meilufay’s #CBR4 review #57 Elantris by Brandon Sanderson
Elantris is the first novel by acclaimed fantasy writer Brandon Sanderson I’ve read that I didn’t find to be a page turner. It’s not that it’s a bad book, it’s just that I wasn’t all that interested in the storyline or characters. There are interesting moments and ideas, but nothing really gripped me. I kept picking it up and putting it down again. I just couldn’t get into it. It’s Sanderson’s first book, so perhaps I had higher expectations than I ought to have had.

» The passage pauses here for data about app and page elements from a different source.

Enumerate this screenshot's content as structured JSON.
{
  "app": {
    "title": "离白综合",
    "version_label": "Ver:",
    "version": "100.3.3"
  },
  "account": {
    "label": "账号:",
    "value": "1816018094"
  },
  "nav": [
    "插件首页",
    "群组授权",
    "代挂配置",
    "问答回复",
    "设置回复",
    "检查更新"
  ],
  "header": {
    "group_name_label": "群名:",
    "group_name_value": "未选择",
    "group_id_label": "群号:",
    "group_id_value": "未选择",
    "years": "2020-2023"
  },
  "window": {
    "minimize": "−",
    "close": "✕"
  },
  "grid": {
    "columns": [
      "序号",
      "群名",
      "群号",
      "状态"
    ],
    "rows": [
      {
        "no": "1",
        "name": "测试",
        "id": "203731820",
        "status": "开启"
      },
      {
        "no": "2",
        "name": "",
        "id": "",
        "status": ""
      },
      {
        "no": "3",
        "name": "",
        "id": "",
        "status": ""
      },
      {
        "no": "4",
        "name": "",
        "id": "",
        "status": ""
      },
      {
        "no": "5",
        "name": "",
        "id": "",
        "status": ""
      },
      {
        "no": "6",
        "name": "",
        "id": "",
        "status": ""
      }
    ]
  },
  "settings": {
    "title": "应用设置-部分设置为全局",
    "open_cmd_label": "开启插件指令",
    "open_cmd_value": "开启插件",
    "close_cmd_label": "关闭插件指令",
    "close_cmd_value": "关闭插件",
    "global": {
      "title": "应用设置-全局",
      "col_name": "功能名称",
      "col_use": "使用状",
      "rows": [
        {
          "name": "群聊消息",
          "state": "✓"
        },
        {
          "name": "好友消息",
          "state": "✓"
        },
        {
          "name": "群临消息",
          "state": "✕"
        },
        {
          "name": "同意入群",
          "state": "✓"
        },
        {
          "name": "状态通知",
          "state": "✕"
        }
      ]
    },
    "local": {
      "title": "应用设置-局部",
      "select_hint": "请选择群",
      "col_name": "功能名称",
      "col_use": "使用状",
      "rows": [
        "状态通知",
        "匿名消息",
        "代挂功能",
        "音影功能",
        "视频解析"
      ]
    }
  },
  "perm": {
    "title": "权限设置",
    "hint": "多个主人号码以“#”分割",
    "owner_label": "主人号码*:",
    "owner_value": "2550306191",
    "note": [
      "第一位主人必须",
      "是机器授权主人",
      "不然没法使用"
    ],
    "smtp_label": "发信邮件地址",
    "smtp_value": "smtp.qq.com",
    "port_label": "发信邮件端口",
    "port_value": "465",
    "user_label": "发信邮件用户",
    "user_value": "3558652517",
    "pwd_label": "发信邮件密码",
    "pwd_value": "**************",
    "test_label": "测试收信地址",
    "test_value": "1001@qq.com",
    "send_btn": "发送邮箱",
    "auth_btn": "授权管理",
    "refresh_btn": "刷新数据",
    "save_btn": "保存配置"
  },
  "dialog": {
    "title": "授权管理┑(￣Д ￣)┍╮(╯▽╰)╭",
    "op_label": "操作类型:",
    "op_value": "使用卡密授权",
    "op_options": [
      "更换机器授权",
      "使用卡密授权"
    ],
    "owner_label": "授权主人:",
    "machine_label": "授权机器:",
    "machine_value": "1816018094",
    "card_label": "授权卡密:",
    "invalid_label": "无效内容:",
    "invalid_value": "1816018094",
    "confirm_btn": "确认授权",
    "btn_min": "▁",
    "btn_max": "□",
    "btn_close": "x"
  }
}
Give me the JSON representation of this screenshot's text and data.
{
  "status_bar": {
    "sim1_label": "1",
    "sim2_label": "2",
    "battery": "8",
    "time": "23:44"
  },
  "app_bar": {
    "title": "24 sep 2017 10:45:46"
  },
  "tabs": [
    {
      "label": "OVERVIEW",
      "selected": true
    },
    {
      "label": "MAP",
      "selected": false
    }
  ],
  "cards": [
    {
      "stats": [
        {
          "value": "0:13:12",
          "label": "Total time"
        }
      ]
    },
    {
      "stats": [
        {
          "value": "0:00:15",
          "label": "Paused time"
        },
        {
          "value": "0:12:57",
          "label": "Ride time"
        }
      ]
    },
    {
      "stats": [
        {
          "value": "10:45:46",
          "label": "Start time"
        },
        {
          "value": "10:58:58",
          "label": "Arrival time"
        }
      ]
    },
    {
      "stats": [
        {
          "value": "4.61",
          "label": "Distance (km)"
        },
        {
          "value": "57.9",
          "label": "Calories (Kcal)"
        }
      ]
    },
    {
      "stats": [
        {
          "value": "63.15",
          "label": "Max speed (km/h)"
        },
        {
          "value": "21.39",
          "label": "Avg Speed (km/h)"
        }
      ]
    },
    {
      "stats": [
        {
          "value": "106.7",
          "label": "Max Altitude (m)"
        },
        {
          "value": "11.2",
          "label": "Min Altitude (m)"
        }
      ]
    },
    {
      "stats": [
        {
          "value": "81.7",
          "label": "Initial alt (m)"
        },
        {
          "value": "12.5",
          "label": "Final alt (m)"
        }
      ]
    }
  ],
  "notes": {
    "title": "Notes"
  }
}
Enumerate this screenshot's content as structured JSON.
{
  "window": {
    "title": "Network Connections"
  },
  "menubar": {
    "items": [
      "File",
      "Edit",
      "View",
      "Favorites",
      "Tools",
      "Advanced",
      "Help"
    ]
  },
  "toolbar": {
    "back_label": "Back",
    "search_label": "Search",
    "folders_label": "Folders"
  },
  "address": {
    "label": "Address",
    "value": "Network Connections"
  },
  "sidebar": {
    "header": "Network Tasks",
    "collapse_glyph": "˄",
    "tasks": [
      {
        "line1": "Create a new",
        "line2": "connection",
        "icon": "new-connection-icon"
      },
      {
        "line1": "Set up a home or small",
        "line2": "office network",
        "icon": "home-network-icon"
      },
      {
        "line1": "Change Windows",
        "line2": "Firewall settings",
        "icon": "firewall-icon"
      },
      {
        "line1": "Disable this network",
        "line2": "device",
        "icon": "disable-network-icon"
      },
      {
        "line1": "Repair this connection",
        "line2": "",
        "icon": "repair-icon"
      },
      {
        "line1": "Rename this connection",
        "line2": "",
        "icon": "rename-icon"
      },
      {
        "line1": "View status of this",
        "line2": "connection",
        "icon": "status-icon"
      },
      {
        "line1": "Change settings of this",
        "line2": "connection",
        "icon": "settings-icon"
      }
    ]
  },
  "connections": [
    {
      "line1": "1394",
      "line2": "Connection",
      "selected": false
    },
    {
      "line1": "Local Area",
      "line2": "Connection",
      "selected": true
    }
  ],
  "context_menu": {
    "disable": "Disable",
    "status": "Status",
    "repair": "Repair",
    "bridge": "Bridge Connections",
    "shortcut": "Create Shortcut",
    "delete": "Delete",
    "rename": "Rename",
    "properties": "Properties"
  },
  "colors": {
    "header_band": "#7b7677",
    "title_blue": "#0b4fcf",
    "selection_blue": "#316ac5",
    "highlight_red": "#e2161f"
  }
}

The novel is about the mysteries of Arelon, whose capital city, Kae, is shadowed by another city, Elantris. On the eve of his wedding, Prince Raoden is stricken with an ailment called the Shaod. It’s not really a disease, it’s more of a process of metamorphosis from human to something more than human. Once upon a time those hit with the Shaod became radiant, god-like beings, and ruled Arelon from the city of Elantris. Anyone could become a Shaod. They would literally wake up one day as Shaod. Something has gone wrong with the transformational process and now the Shaod are in some ways like the living dead. Raoden is mourned as dead and exiled to Elantris, which is where the Shaod live. Raoden’s bride-to-be, Princess Sarene, arrives in Arelon to discover that her husband is supposedly dead and, according to the terms of their marriage treaty, she must live out her days in Arelon as Raoden’s widow. Meanwhile, a religious empire is plotting to invade and subjugate Arelon is the country does not convert to their religion. Hrathen, a priest, has been sent to Arelon to ensure the country’s conversion. All three point of view characters (Raoden, Sarene and Hrathen) are intelligent and active and in their individual attempts to pursue their own goals, they become entangled in events that will determine Arelon’s future.
I found it a struggle to get through this book. The plot is interesting, but the characters feel very two-dimensional. There’s not much difference, in characterization, between Raoden and Sarene and the typical fairy tale prince and princess. Sure, they’re living in a more complicated storyline, but they’re everything you’d expect a modern version of a fairy tale prince and princess to be. They’re wise and virtuous and active and are clearly destined to be together. The priest, Hrathen, is slightly more interesting in that he’s villainous and yet sympathetic but, again, that’s a fairly standard trope in modern interpretations of fairy tale stories. The very best thing about this book is that it’s a stand alone fantasy. Of the Brandon Sanderson books I’ve read, it’s the only one that hasn’t ended in a cliffhanger (or at least a coda which implies future books). I’ve gotten really tired of reading 700 page books and then feeling dissatisfied at the end of them (George RR Martin, I’m looking at you), so there’s that. Not exactly a ringing endorsement, I’m afraid. But your results may vary. A glance at the reviews for this novel show that I am far in the minority for not loving this novel.